Data for analysis:
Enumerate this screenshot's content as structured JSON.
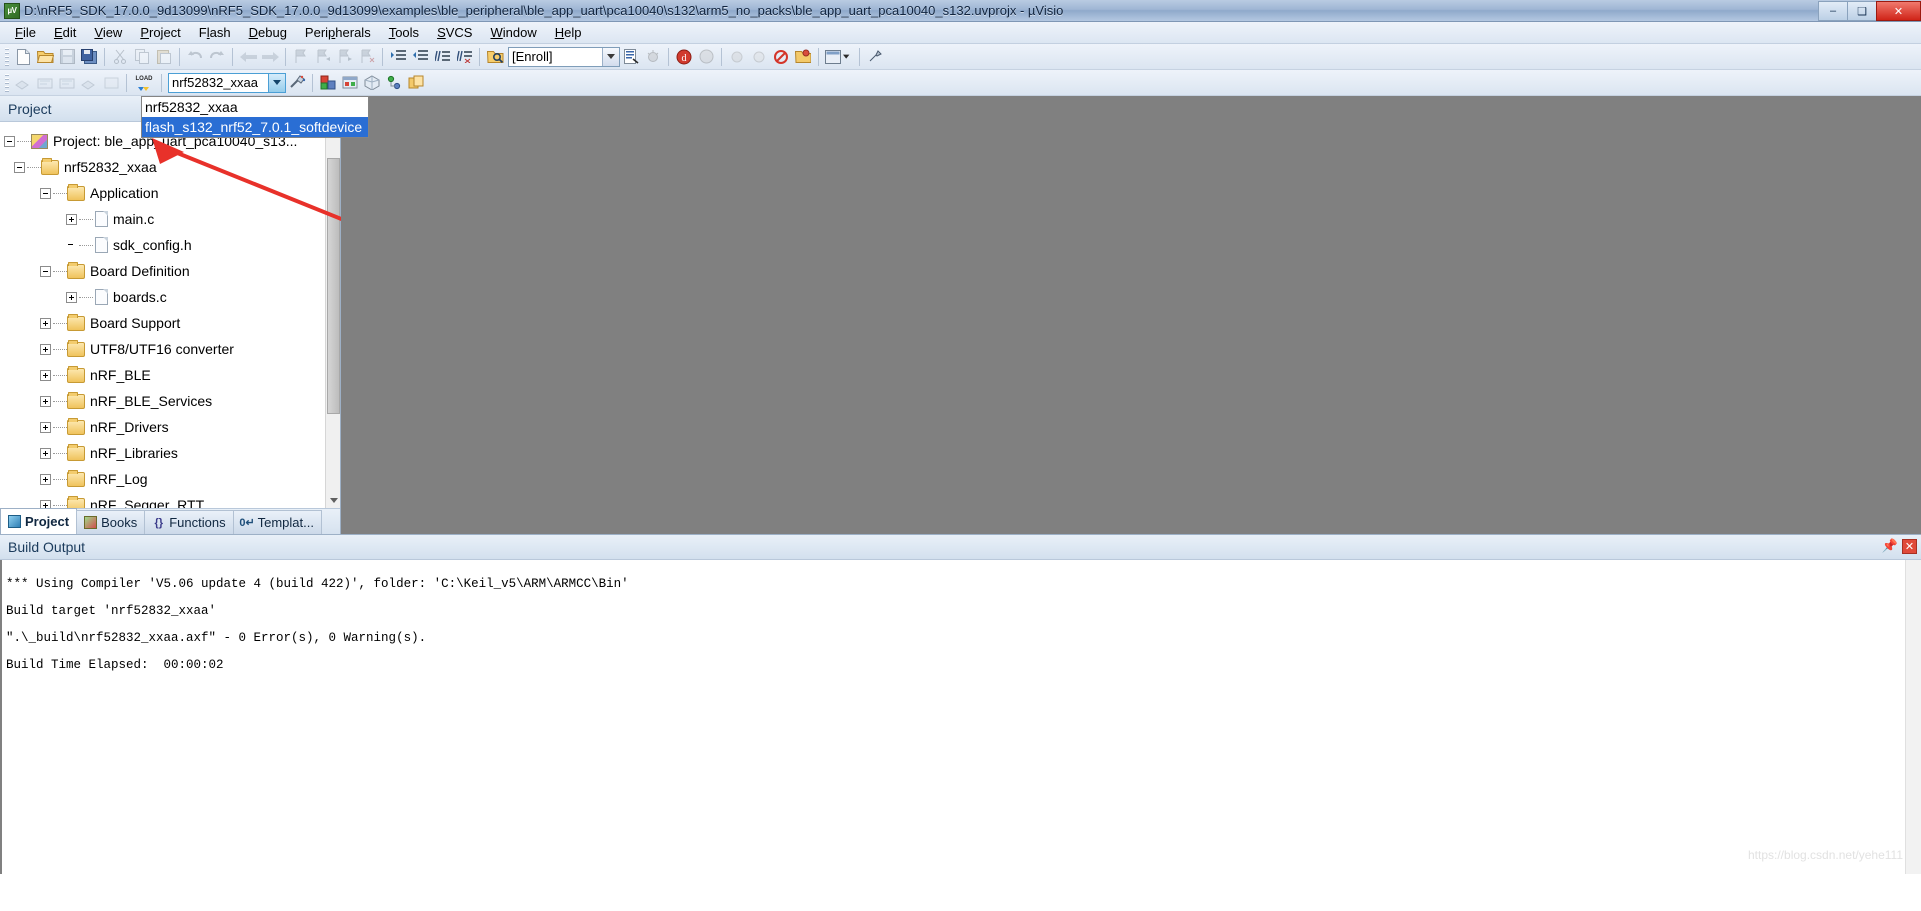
{
  "window": {
    "title": "D:\\nRF5_SDK_17.0.0_9d13099\\nRF5_SDK_17.0.0_9d13099\\examples\\ble_peripheral\\ble_app_uart\\pca10040\\s132\\arm5_no_packs\\ble_app_uart_pca10040_s132.uvprojx - µVisio",
    "app_icon": "uvision-icon",
    "minimize": "–",
    "maximize": "❑",
    "close": "✕"
  },
  "menubar": {
    "items": [
      {
        "label": "File",
        "accel": "F"
      },
      {
        "label": "Edit",
        "accel": "E"
      },
      {
        "label": "View",
        "accel": "V"
      },
      {
        "label": "Project",
        "accel": "P"
      },
      {
        "label": "Flash",
        "accel": "l"
      },
      {
        "label": "Debug",
        "accel": "D"
      },
      {
        "label": "Peripherals",
        "accel": "P"
      },
      {
        "label": "Tools",
        "accel": "T"
      },
      {
        "label": "SVCS",
        "accel": "S"
      },
      {
        "label": "Window",
        "accel": "W"
      },
      {
        "label": "Help",
        "accel": "H"
      }
    ]
  },
  "toolbar_main": {
    "buttons": [
      "new-file-icon",
      "open-file-icon",
      "save-icon",
      "save-all-icon",
      "cut-icon",
      "copy-icon",
      "paste-icon",
      "undo-icon",
      "redo-icon",
      "navigate-back-icon",
      "navigate-forward-icon",
      "bookmark-toggle-icon",
      "bookmark-prev-icon",
      "bookmark-next-icon",
      "bookmark-clear-icon",
      "indent-icon",
      "outdent-icon",
      "comment-icon",
      "uncomment-icon",
      "find-in-files-icon"
    ],
    "enroll": {
      "label": "[Enroll]",
      "options": [
        "[Enroll]"
      ]
    },
    "after_enroll": [
      "configuration-wizard-icon",
      "debug-session-icon",
      "options-target-icon",
      "help-icon"
    ],
    "trailing": [
      "bullet-gray-icon",
      "bullet-gray2-icon",
      "stop-icon",
      "manage-icon",
      "windows-layout-icon",
      "customize-icon"
    ]
  },
  "toolbar_build": {
    "buttons": [
      "translate-icon",
      "build-icon",
      "rebuild-icon",
      "batch-build-icon",
      "stop-build-icon",
      "load-icon"
    ],
    "target_combo": {
      "value": "nrf52832_xxaa",
      "options": [
        "nrf52832_xxaa",
        "flash_s132_nrf52_7.0.1_softdevice"
      ],
      "selected_option_index": 1,
      "dropdown_open": true
    },
    "after_combo": [
      "target-options-icon",
      "manage-project-items-icon",
      "manage-run-time-env-icon",
      "pack-installer-icon",
      "svn-icon",
      "multi-project-icon"
    ]
  },
  "project_pane": {
    "header": "Project",
    "tree": [
      {
        "label": "Project: ble_app_uart_pca10040_s13...",
        "icon": "project-icon",
        "indent": 0,
        "expander": "minus"
      },
      {
        "label": "nrf52832_xxaa",
        "icon": "folder-open-target-icon",
        "indent": 1,
        "expander": "minus"
      },
      {
        "label": "Application",
        "icon": "folder-open-icon",
        "indent": 2,
        "expander": "minus"
      },
      {
        "label": "main.c",
        "icon": "c-file-icon",
        "indent": 3,
        "expander": "plus"
      },
      {
        "label": "sdk_config.h",
        "icon": "h-file-icon",
        "indent": 3,
        "expander": "none"
      },
      {
        "label": "Board Definition",
        "icon": "folder-open-icon",
        "indent": 2,
        "expander": "minus"
      },
      {
        "label": "boards.c",
        "icon": "c-file-icon",
        "indent": 3,
        "expander": "plus"
      },
      {
        "label": "Board Support",
        "icon": "folder-icon",
        "indent": 2,
        "expander": "plus"
      },
      {
        "label": "UTF8/UTF16 converter",
        "icon": "folder-icon",
        "indent": 2,
        "expander": "plus"
      },
      {
        "label": "nRF_BLE",
        "icon": "folder-icon",
        "indent": 2,
        "expander": "plus"
      },
      {
        "label": "nRF_BLE_Services",
        "icon": "folder-icon",
        "indent": 2,
        "expander": "plus"
      },
      {
        "label": "nRF_Drivers",
        "icon": "folder-icon",
        "indent": 2,
        "expander": "plus"
      },
      {
        "label": "nRF_Libraries",
        "icon": "folder-icon",
        "indent": 2,
        "expander": "plus"
      },
      {
        "label": "nRF_Log",
        "icon": "folder-icon",
        "indent": 2,
        "expander": "plus"
      },
      {
        "label": "nRF_Segger_RTT",
        "icon": "folder-icon",
        "indent": 2,
        "expander": "plus"
      }
    ],
    "tabs": [
      {
        "label": "Project",
        "icon": "project-tab-icon",
        "active": true
      },
      {
        "label": "Books",
        "icon": "books-tab-icon",
        "active": false
      },
      {
        "label": "Functions",
        "icon": "functions-tab-icon",
        "active": false
      },
      {
        "label": "Templat...",
        "icon": "templates-tab-icon",
        "active": false
      }
    ]
  },
  "build_output": {
    "title": "Build Output",
    "pin_icon": "pin-icon",
    "close_icon": "close-icon",
    "lines": [
      "*** Using Compiler 'V5.06 update 4 (build 422)', folder: 'C:\\Keil_v5\\ARM\\ARMCC\\Bin'",
      "Build target 'nrf52832_xxaa'",
      "\".\\_build\\nrf52832_xxaa.axf\" - 0 Error(s), 0 Warning(s).",
      "Build Time Elapsed:  00:00:02"
    ]
  },
  "watermark": "https://blog.csdn.net/yehe111",
  "colors": {
    "selection_blue": "#2a6ed4",
    "annotation_red": "#e8312a",
    "editor_gray": "#808080",
    "titlebar_blue": "#9fb6d4"
  }
}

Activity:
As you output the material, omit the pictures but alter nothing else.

Answer to the problem:
Enumerate this screenshot's content as structured JSON.
{
  "window": {
    "title": "D:\\nRF5_SDK_17.0.0_9d13099\\nRF5_SDK_17.0.0_9d13099\\examples\\ble_peripheral\\ble_app_uart\\pca10040\\s132\\arm5_no_packs\\ble_app_uart_pca10040_s132.uvprojx - µVisio",
    "app_icon": "uvision-icon",
    "minimize": "–",
    "maximize": "❑",
    "close": "✕"
  },
  "menubar": {
    "items": [
      {
        "label": "File",
        "accel": "F"
      },
      {
        "label": "Edit",
        "accel": "E"
      },
      {
        "label": "View",
        "accel": "V"
      },
      {
        "label": "Project",
        "accel": "P"
      },
      {
        "label": "Flash",
        "accel": "l"
      },
      {
        "label": "Debug",
        "accel": "D"
      },
      {
        "label": "Peripherals",
        "accel": "P"
      },
      {
        "label": "Tools",
        "accel": "T"
      },
      {
        "label": "SVCS",
        "accel": "S"
      },
      {
        "label": "Window",
        "accel": "W"
      },
      {
        "label": "Help",
        "accel": "H"
      }
    ]
  },
  "toolbar_main": {
    "buttons": [
      "new-file-icon",
      "open-file-icon",
      "save-icon",
      "save-all-icon",
      "cut-icon",
      "copy-icon",
      "paste-icon",
      "undo-icon",
      "redo-icon",
      "navigate-back-icon",
      "navigate-forward-icon",
      "bookmark-toggle-icon",
      "bookmark-prev-icon",
      "bookmark-next-icon",
      "bookmark-clear-icon",
      "indent-icon",
      "outdent-icon",
      "comment-icon",
      "uncomment-icon",
      "find-in-files-icon"
    ],
    "enroll": {
      "label": "[Enroll]",
      "options": [
        "[Enroll]"
      ]
    },
    "after_enroll": [
      "configuration-wizard-icon",
      "debug-session-icon",
      "options-target-icon",
      "help-icon"
    ],
    "trailing": [
      "bullet-gray-icon",
      "bullet-gray2-icon",
      "stop-icon",
      "manage-icon",
      "windows-layout-icon",
      "customize-icon"
    ]
  },
  "toolbar_build": {
    "buttons": [
      "translate-icon",
      "build-icon",
      "rebuild-icon",
      "batch-build-icon",
      "stop-build-icon",
      "load-icon"
    ],
    "target_combo": {
      "value": "nrf52832_xxaa",
      "options": [
        "nrf52832_xxaa",
        "flash_s132_nrf52_7.0.1_softdevice"
      ],
      "selected_option_index": 1,
      "dropdown_open": true
    },
    "after_combo": [
      "target-options-icon",
      "manage-project-items-icon",
      "manage-run-time-env-icon",
      "pack-installer-icon",
      "svn-icon",
      "multi-project-icon"
    ]
  },
  "project_pane": {
    "header": "Project",
    "tree": [
      {
        "label": "Project: ble_app_uart_pca10040_s13...",
        "icon": "project-icon",
        "indent": 0,
        "expander": "minus"
      },
      {
        "label": "nrf52832_xxaa",
        "icon": "folder-open-target-icon",
        "indent": 1,
        "expander": "minus"
      },
      {
        "label": "Application",
        "icon": "folder-open-icon",
        "indent": 2,
        "expander": "minus"
      },
      {
        "label": "main.c",
        "icon": "c-file-icon",
        "indent": 3,
        "expander": "plus"
      },
      {
        "label": "sdk_config.h",
        "icon": "h-file-icon",
        "indent": 3,
        "expander": "none"
      },
      {
        "label": "Board Definition",
        "icon": "folder-open-icon",
        "indent": 2,
        "expander": "minus"
      },
      {
        "label": "boards.c",
        "icon": "c-file-icon",
        "indent": 3,
        "expander": "plus"
      },
      {
        "label": "Board Support",
        "icon": "folder-icon",
        "indent": 2,
        "expander": "plus"
      },
      {
        "label": "UTF8/UTF16 converter",
        "icon": "folder-icon",
        "indent": 2,
        "expander": "plus"
      },
      {
        "label": "nRF_BLE",
        "icon": "folder-icon",
        "indent": 2,
        "expander": "plus"
      },
      {
        "label": "nRF_BLE_Services",
        "icon": "folder-icon",
        "indent": 2,
        "expander": "plus"
      },
      {
        "label": "nRF_Drivers",
        "icon": "folder-icon",
        "indent": 2,
        "expander": "plus"
      },
      {
        "label": "nRF_Libraries",
        "icon": "folder-icon",
        "indent": 2,
        "expander": "plus"
      },
      {
        "label": "nRF_Log",
        "icon": "folder-icon",
        "indent": 2,
        "expander": "plus"
      },
      {
        "label": "nRF_Segger_RTT",
        "icon": "folder-icon",
        "indent": 2,
        "expander": "plus"
      }
    ],
    "tabs": [
      {
        "label": "Project",
        "icon": "project-tab-icon",
        "active": true
      },
      {
        "label": "Books",
        "icon": "books-tab-icon",
        "active": false
      },
      {
        "label": "Functions",
        "icon": "functions-tab-icon",
        "active": false
      },
      {
        "label": "Templat...",
        "icon": "templates-tab-icon",
        "active": false
      }
    ]
  },
  "build_output": {
    "title": "Build Output",
    "pin_icon": "pin-icon",
    "close_icon": "close-icon",
    "lines": [
      "*** Using Compiler 'V5.06 update 4 (build 422)', folder: 'C:\\Keil_v5\\ARM\\ARMCC\\Bin'",
      "Build target 'nrf52832_xxaa'",
      "\".\\_build\\nrf52832_xxaa.axf\" - 0 Error(s), 0 Warning(s).",
      "Build Time Elapsed:  00:00:02"
    ]
  },
  "watermark": "https://blog.csdn.net/yehe111",
  "colors": {
    "selection_blue": "#2a6ed4",
    "annotation_red": "#e8312a",
    "editor_gray": "#808080",
    "titlebar_blue": "#9fb6d4"
  }
}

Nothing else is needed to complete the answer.